*SOURCE INFORMATION*:
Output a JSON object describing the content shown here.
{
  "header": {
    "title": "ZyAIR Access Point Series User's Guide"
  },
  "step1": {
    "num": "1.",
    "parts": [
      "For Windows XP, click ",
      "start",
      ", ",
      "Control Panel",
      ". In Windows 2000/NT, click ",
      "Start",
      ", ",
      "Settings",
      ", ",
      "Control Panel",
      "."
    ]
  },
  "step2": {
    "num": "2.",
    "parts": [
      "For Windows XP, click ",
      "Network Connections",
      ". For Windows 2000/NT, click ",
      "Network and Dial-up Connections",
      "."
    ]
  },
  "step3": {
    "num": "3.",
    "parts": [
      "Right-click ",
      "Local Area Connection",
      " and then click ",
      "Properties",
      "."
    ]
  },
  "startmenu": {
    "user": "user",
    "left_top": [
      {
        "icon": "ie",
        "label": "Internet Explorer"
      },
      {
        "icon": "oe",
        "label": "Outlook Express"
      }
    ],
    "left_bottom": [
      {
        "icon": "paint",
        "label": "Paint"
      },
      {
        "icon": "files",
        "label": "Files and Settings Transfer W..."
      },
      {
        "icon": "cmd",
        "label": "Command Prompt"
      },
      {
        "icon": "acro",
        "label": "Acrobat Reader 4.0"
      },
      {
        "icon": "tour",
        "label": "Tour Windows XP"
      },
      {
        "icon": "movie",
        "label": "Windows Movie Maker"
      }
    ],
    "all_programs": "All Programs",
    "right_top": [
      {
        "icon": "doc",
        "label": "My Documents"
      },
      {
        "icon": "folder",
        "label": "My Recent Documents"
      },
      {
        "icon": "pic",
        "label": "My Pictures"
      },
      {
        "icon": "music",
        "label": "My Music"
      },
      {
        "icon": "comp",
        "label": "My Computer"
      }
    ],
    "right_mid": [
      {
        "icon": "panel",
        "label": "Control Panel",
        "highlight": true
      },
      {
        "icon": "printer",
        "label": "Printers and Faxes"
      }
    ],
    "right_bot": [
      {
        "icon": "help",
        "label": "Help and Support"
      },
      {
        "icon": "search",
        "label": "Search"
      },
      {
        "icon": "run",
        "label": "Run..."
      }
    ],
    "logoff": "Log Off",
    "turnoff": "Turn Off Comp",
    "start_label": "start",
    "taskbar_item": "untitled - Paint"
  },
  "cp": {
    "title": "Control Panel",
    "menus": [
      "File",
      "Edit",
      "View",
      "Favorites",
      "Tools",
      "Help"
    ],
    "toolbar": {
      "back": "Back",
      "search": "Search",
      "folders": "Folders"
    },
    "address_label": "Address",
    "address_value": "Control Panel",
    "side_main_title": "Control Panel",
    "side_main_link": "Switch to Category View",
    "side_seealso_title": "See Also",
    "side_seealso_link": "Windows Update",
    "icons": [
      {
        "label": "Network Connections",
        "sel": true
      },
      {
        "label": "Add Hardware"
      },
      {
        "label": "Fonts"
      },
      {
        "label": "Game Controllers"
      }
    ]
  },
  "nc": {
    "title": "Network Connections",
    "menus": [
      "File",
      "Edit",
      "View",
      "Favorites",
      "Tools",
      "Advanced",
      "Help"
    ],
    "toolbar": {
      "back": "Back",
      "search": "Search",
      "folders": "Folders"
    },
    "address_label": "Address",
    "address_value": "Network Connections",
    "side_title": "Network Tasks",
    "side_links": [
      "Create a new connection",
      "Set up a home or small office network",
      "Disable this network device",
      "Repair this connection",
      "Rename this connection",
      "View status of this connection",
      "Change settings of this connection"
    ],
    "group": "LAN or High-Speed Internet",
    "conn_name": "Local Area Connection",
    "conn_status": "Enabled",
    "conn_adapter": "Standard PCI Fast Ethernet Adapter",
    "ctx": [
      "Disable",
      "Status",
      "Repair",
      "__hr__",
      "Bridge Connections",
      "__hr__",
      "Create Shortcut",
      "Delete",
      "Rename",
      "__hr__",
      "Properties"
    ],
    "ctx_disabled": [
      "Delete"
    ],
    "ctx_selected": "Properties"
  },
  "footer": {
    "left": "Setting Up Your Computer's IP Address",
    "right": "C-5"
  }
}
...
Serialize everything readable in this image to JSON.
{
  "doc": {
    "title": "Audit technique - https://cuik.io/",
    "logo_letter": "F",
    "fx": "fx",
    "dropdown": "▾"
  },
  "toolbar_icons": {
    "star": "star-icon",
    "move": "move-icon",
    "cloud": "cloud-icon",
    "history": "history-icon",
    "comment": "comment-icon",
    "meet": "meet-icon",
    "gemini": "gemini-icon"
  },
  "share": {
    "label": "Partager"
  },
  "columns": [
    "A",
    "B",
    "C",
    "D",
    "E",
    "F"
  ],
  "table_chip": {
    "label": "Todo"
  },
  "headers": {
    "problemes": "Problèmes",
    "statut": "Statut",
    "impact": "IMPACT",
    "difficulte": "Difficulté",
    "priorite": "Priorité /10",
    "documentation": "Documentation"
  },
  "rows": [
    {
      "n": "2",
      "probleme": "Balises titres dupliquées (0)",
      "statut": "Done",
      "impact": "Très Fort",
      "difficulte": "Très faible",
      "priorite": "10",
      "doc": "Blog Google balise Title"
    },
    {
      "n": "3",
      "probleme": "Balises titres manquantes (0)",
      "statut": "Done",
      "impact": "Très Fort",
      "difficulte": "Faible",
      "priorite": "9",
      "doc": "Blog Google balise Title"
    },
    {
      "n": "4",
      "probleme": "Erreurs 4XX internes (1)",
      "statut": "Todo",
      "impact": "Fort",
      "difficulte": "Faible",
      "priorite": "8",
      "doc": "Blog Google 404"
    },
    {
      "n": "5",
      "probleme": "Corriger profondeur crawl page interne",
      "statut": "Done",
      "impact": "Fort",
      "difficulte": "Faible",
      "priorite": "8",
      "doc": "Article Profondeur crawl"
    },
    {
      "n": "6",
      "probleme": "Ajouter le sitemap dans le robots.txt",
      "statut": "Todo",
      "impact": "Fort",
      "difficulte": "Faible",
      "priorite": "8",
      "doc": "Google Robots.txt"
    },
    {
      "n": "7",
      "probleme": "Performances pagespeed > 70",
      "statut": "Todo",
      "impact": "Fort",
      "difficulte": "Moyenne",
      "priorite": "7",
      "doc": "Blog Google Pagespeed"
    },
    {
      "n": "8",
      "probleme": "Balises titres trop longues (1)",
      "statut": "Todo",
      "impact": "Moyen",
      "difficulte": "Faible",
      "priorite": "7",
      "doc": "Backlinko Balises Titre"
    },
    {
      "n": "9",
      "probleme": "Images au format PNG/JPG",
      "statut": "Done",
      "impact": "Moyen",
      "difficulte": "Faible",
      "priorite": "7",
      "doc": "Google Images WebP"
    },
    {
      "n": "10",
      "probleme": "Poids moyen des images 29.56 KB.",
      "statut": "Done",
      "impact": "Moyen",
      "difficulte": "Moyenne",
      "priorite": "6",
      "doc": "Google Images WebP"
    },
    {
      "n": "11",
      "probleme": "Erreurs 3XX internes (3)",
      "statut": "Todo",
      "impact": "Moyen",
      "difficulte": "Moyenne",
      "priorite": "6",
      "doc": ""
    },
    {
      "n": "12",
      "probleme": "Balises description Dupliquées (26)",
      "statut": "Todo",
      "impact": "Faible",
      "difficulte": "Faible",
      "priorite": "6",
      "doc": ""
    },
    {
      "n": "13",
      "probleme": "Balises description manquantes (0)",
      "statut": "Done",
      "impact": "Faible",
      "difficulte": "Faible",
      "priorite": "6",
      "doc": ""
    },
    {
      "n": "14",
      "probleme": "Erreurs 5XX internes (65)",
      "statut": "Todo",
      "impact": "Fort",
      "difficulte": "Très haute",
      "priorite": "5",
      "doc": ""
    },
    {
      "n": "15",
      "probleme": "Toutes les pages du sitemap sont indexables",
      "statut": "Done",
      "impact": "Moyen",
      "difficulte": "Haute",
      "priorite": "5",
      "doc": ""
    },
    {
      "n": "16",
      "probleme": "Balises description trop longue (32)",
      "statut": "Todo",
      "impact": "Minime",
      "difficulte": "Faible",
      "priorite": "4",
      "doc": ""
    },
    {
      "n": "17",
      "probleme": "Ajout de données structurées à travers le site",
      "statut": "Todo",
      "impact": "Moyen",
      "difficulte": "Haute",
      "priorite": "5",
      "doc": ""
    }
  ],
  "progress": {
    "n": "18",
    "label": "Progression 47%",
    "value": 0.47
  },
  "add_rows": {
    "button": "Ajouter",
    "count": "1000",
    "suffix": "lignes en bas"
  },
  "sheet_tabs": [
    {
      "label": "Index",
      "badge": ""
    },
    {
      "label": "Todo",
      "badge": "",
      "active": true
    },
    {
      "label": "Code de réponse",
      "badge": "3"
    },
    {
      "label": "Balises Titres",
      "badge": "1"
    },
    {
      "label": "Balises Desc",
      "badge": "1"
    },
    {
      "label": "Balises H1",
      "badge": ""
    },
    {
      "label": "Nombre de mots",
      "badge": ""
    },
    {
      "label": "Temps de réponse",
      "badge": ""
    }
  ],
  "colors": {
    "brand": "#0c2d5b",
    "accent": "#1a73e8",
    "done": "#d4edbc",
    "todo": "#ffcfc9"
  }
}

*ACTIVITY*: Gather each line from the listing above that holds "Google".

*WRITTEN RESPONSE*:
      "doc": "Blog Google balise Title"
      "doc": "Blog Google balise Title"
      "doc": "Blog Google 404"
      "doc": "Google Robots.txt"
      "doc": "Blog Google Pagespeed"
      "doc": "Google Images WebP"
      "doc": "Google Images WebP"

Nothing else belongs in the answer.